Screw opening acts.
That's how most people feel, anyway. You didn't come to see five guys who just finished practicing in Mom's basement, you came to see Journey! Or Jimmy Buffett! Or whoever's name is on the ticket stub. After all, there are only three kinds of opening acts: the inexplicable, that is, some act that sounds nothing like the group it's opening for. Witness Justin Timberlake opening for the Stones in Toronto last year. These bands usually play against a backdrop of boos and people chanting Jimmy Buffet's (or whoever's) name. This type of opening act can usually be explained by a shared record label or publicist.
Another type of opener is the weak sister: a band that sounds just like the headliner, only worse. After all, if they were better, they'd be headlining, right? This type of opener is usually tolerated, with much watch-checking. This is how I felt when I caught Marilyn Manson opening for Nine Inch Nails back in '94 (not to date myself). Even with a big, black strap-on, Brian Warner was no match for Trent Reznor.
The third type is the great/late opening band. This is the band that comes out of nowhere and blows the headliners out of the water. It's called a great/late band because it only happens when you decide to show up late and miss the opener because opening bands suck. You'll lie about this later on, when you tell people you saw Public Enemy open for the Beastie Boys way back in '86.

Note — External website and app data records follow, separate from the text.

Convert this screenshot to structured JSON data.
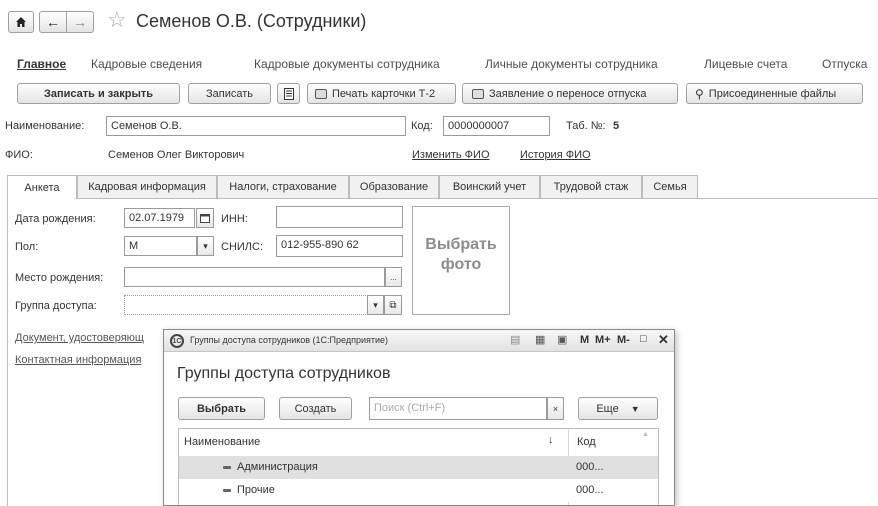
{
  "window": {
    "title": "Семенов О.В. (Сотрудники)"
  },
  "nav": {
    "items": [
      {
        "label": "Главное"
      },
      {
        "label": "Кадровые сведения"
      },
      {
        "label": "Кадровые документы сотрудника"
      },
      {
        "label": "Личные документы сотрудника"
      },
      {
        "label": "Лицевые счета"
      },
      {
        "label": "Отпуска"
      }
    ]
  },
  "toolbar": {
    "save_close": "Записать и закрыть",
    "save": "Записать",
    "print_t2": "Печать карточки Т-2",
    "transfer_leave": "Заявление о переносе отпуска",
    "attached_files": "Присоединенные файлы"
  },
  "header": {
    "name_label": "Наименование:",
    "name_value": "Семенов О.В.",
    "code_label": "Код:",
    "code_value": "0000000007",
    "tab_num_label": "Таб. №:",
    "tab_num_value": "5",
    "fio_label": "ФИО:",
    "fio_value": "Семенов Олег Викторович",
    "change_fio": "Изменить ФИО",
    "fio_history": "История ФИО"
  },
  "tabs": [
    {
      "label": "Анкета"
    },
    {
      "label": "Кадровая информация"
    },
    {
      "label": "Налоги, страхование"
    },
    {
      "label": "Образование"
    },
    {
      "label": "Воинский учет"
    },
    {
      "label": "Трудовой стаж"
    },
    {
      "label": "Семья"
    }
  ],
  "form": {
    "birth_date_label": "Дата рождения:",
    "birth_date_value": "02.07.1979",
    "inn_label": "ИНН:",
    "inn_value": "",
    "gender_label": "Пол:",
    "gender_value": "М",
    "snils_label": "СНИЛС:",
    "snils_value": "012-955-890 62",
    "birth_place_label": "Место рождения:",
    "birth_place_value": "",
    "access_group_label": "Группа доступа:",
    "access_group_value": "",
    "photo_label_1": "Выбрать",
    "photo_label_2": "фото",
    "id_doc_link": "Документ, удостоверяющ",
    "contact_link": "Контактная информация"
  },
  "dialog": {
    "title_bar": "Группы доступа сотрудников (1С:Предприятие)",
    "heading": "Группы доступа сотрудников",
    "select_btn": "Выбрать",
    "create_btn": "Создать",
    "search_placeholder": "Поиск (Ctrl+F)",
    "more_btn": "Еще",
    "tb_m": "M",
    "tb_mplus": "M+",
    "tb_mminus": "M-",
    "col_name": "Наименование",
    "col_code": "Код",
    "rows": [
      {
        "name": "Администрация",
        "code": "000..."
      },
      {
        "name": "Прочие",
        "code": "000..."
      }
    ]
  }
}
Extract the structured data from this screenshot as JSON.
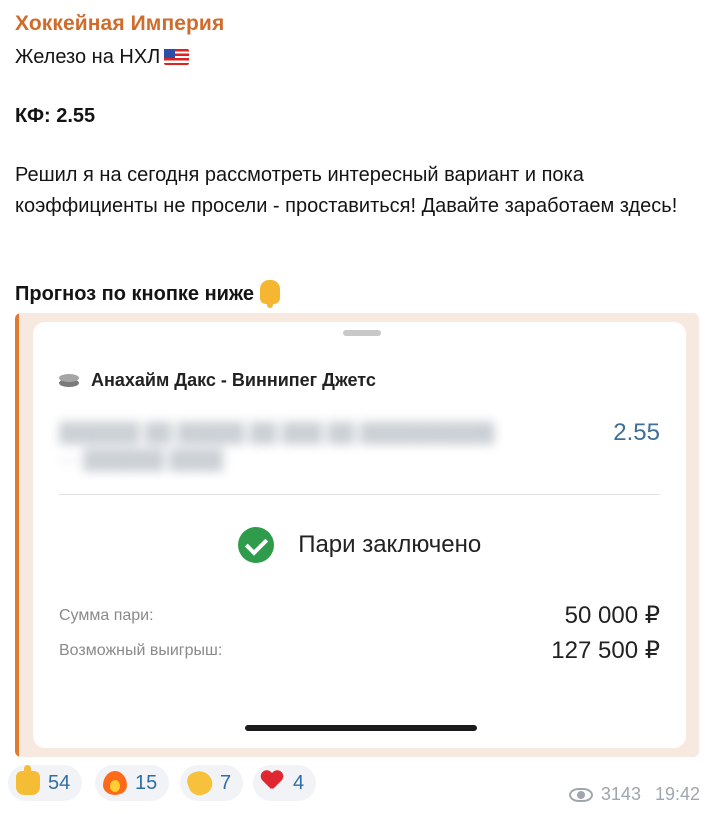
{
  "post": {
    "channel_name": "Хоккейная Империя",
    "line1": "Железо на НХЛ",
    "flag_icon": "us-flag-icon",
    "odds_line": "КФ: 2.55",
    "paragraph": "Решил я на сегодня рассмотреть интересный вариант и пока коэффициенты не просели - проставиться! Давайте заработаем здесь!",
    "cta": "Прогноз по кнопке ниже",
    "cta_icon": "pointing-down-hand-icon"
  },
  "bet_slip": {
    "match": "Анахайм Дакс - Виннипег Джетс",
    "odds": "2.55",
    "status": "Пари заключено",
    "stake_label": "Сумма пари:",
    "stake_value": "50 000 ₽",
    "payout_label": "Возможный выигрыш:",
    "payout_value": "127 500 ₽",
    "accent_color": "#e07a33",
    "success_color": "#2f9c4c"
  },
  "reactions": [
    {
      "icon": "thumbs-up-icon",
      "count": "54"
    },
    {
      "icon": "fire-icon",
      "count": "15"
    },
    {
      "icon": "clapping-hands-icon",
      "count": "7"
    },
    {
      "icon": "heart-icon",
      "count": "4"
    }
  ],
  "footer": {
    "views": "3143",
    "time": "19:42"
  }
}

This, of course, is all conventional wisdom, and conventional wisdom is made to be proven wrong, which is certainly the case with Chingy opening for Ludacris Thursday night at the Pageant. They may share a record label, but the pairing makes perfect sense. You're sure not going to show up late and miss Chingy. And you can't call the Ching-a-ling a weak sister, at least not here in the Lou. Well, you could, but I don't have your back. I like my teeth.
If not the best MC working in hip-hop today, Luda is definitely the most fun, with deceptively simple lyrics masking a witty sophistication. Sure, you could figure out that "reckless" and "necklace" rhyme, but would it lead you to write the lines: "My diamonds is reckless/Feels like a midget is hanging from my necklace"?

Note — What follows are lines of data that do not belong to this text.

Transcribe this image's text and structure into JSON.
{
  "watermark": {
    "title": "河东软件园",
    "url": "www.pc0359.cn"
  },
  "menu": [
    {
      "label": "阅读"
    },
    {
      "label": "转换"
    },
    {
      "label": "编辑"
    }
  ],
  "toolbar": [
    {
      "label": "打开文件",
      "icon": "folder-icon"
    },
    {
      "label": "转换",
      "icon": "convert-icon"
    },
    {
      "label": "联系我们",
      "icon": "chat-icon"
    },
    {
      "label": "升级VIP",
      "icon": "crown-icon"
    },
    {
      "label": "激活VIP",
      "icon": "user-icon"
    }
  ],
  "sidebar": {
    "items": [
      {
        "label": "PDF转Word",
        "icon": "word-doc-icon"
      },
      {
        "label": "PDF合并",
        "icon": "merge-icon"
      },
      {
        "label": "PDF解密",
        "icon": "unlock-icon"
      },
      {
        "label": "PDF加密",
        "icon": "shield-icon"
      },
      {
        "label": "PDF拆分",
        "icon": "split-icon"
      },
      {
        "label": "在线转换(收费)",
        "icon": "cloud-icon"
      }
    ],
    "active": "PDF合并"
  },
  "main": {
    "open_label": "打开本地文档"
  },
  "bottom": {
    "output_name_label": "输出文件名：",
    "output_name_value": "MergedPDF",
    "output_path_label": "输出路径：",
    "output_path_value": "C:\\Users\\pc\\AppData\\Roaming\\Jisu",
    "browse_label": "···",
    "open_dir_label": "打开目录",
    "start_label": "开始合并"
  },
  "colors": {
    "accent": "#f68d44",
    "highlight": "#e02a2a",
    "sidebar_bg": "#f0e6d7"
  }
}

Luda is the current king of guest appearances, appearing on more remixes and singles than just about any other artist working (though Lil Jon gets around quite a bit). One of those songs Luda lends his wit to, as if you didn't know, was Chingy's smash hit "Holidae Inn." So you can expect to hear that Thursday night, and even though it'll suffer slightly from the absence of Snoop, it'll be a party and a half. Not to mention the mini-parties brought by the extra-special opening openers David Banner and Knocturnal (classify those two as you will).
Clamor Magazine isn't local -- it's based out of Toledo. And they don't sound like party monsters, at least based on their mission statement, which in part reads, "Clamor exists to fill the voids left by mainstream media. We recognize and celebrate the fact that each of us can and should participate in media, politics and culture." Whoo-hoo! Nothing spells "party" like a magazine with a "Sex and Gender" editor.
But Clamor is hosting one (make that two) monsters of a local show Saturday night. They're hosting local parties all over the country, all on the same night, to support local art scenes (and, of course, the magazine itself). In St. Louis, Clamor is holding one show that Saturday at Lemmons, with local legends like the Hellfire Club, Bad Folk, the Whole Sick Crew and the Highway Matrons; and another show for the all-ages crowd at the Lemp Neighborhood Arts Center, featuring local boys Sine Nomine among other acts.
How did a bunch of Ohioans figure out such choice acts? Credit Lemmons' Maggie St. Germain and KDHX DJ Tim Rakel, who helped organize the two shows (and arrange a portion of the proceeds to go to the station). No matter what age your ID says, you've got a chance to check out some quality local acts, so don't miss out.